Proxies are are a tough subject. Our hobby can have a sort of split personality: one mind is focused on enjoyable gaming and the other mind is focused on artistic and creative expression. They run in tandem pretty smoothly most of the time, but proxies can cause them to clash…
We’re gamers. We like rules to be clear. We like them universal. The problem with Proxies is that they’re not clear or universal. They’re much more subjective. So I think different perspectives are of value. This article is going to present 3 ways to look at proxies.
The first is just Corvus’s rule as stated in the ITS document. The second is a sort of expansion of that rule, that I’ve used to run tournaments for the last 6 years or so. The third is inspired by recent Mayacast episodes and its just my takeaway from the conversation they had, it’s not written by or approved by the hosts of Mayacast.
The intent of this article is not to invent a definitive law that people can follow, Corvus Belli has already done that. The intent is to just create some vocabulary that we can share with each other to minimize miscommunication. Miscommunication is the real enemy here. I have never seen what I believed to be a willful misrepresentation of a model intended to create advantage. But we’ve all seen crossed wires create an environment where people point fingers at each other.
Honored in the Breach
‘Honored in the breach’ is a concept mostly applied to laws and treaties. The basic idea is that everyone understands the rule, but no one expects everyone to follow it to the letter. Speed limits are a pretty good example of something being ‘honored in the breach’. That highway sign says 55, but you’re not expected to drive exactly 55 mph, and you can get a ticket for going too fast and for going too slow.
To me Proxies work the same way. Here’s the speed limit, set by Corvus Belli themselves:
See that bit about representing equipment followed immediately by ‘if the appropriate miniature isn’t available’?
Consider Paramedics and Doctors. How many profiles are there for these troopers and how many miniatures actually have a medikit sculpted onto the model? That’s the concept of ‘honored in the breach’ in a nutshell. Corvus actually expects proxies for these profiles and has included the clear instruction that it’s the proxier’s responsibility to keep his opponent informed about what his miniatures represent.

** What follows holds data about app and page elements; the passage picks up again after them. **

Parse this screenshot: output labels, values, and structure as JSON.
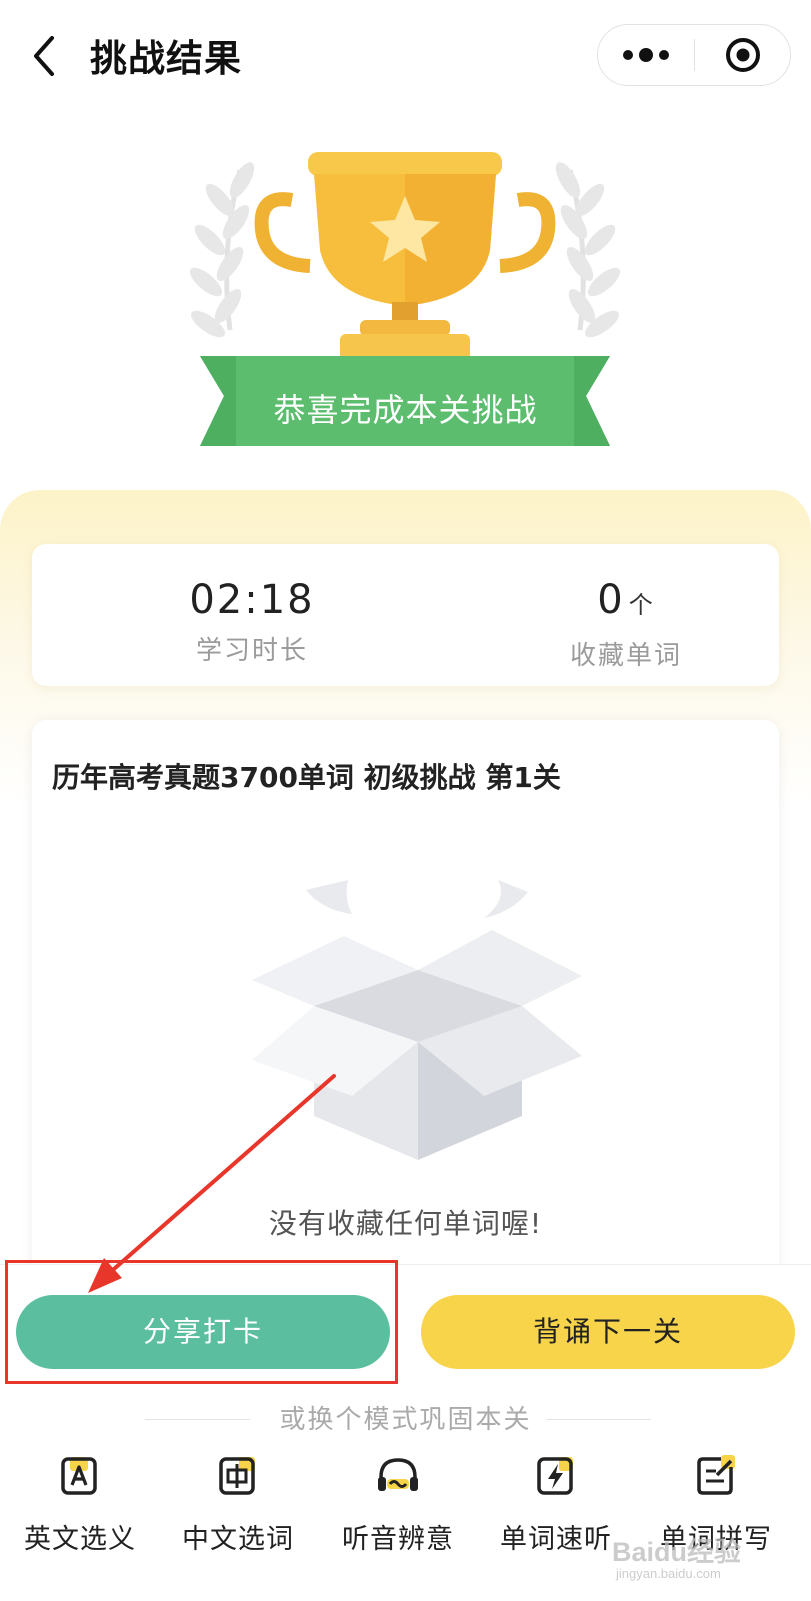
{
  "header": {
    "title": "挑战结果"
  },
  "banner": {
    "ribbon_text": "恭喜完成本关挑战"
  },
  "stats": {
    "duration": {
      "value": "02:18",
      "label": "学习时长"
    },
    "collected": {
      "value": "0",
      "unit": "个",
      "label": "收藏单词"
    }
  },
  "words_card": {
    "title": "历年高考真题3700单词 初级挑战 第1关",
    "empty_message": "没有收藏任何单词喔!"
  },
  "actions": {
    "share_label": "分享打卡",
    "next_label": "背诵下一关"
  },
  "modes": {
    "divider_text": "或换个模式巩固本关",
    "items": [
      {
        "label": "英文选义",
        "icon": "letter-a-icon"
      },
      {
        "label": "中文选词",
        "icon": "chinese-char-icon"
      },
      {
        "label": "听音辨意",
        "icon": "headphones-icon"
      },
      {
        "label": "单词速听",
        "icon": "lightning-icon"
      },
      {
        "label": "单词拼写",
        "icon": "pencil-note-icon"
      }
    ]
  },
  "watermark": {
    "text": "Baidu经验",
    "sub": "jingyan.baidu.com"
  },
  "colors": {
    "share_button": "#5bbf9f",
    "next_button": "#f7d44a",
    "ribbon": "#5cbd6e",
    "trophy": "#f6be3c",
    "annotation_red": "#e8372a"
  }
}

So that’s perspective 1. The other two perspectives in this article dig into the vaguer parts of that rule, especially the word faithfully, and this follow up section from just below the one captured above:
Second Viewpoint: The Tournament Organizer
Perspective 2 gives the article its title. Inspired by Asimov’s Laws of Robotics, it turns the above into 3 rules that allow some wiggle room beyond what’s literally stated in the ITS document. This list is how I’ve run tournaments for a few years so I feel pretty confident that it works. It’s not an objective set of Laws at all– it’s just a simple way for me to communicate to players the standard I’d like their miniatures to meet at events.
- The First Law: The Miniature must be from the Corvus Belli range, or a conversion that is faithfully intended to fit with those miniatures. Just swapping in a space marine is not permitted.
- The Second Law: The miniature must be the same Silhouette size including base. Very rare to make exceptions to this, especially base size.
- The Third Law: The same troop type, even with different sculpts, may not be proxied as more than 1 intended troop type. (Example: ‘This Fusilier Combi Rifle is an Aquila Guard, and this Fusilier Combi Rifle is a Fusilier Combi Rifle’ is not acceptable.)
There is a sort of ‘4th directive’, that the TO is allowed to make exceptions to any of these. Especially for new players who don’t have a wide selection of minis to draw on. I rarely have to though, because Infinity players are awesome, and someone always volunteers the needed model from their collection.
Third Viewpoint: Clarity in Gaming
A 3rd way of looking at things, focused on weapon representation, inspired by Mayacast’s Schreiber Scale is below. This scale is more objective, intended just to accurately describe models. Gwenpool for example, might be more confusing than Duroc, even though she’s ‘Higher’ on the scale.
The correct model, perhaps a discontinued sculpt or a model with a unique paint scheme. No one should object to this, but it’s still up to the owner to be clear about what it represents. Particularly if it shares an army with a model lower on the scale.
Slight conversions, for example a head swap or a Panoceania HI without its head antennas. Weapon is represented clearly.
Extensive conversion or true Proxy, weapon is represented clearly (example: Fusilier HMG as Aquila Guard HMG or Kitbash from multiple models with weapon correctly represented)
True proxy of weapon.(example: Fusilier Combi as Fusilier HMG)
True proxy of body and weapon, weapon is not represented or represented incorrectly.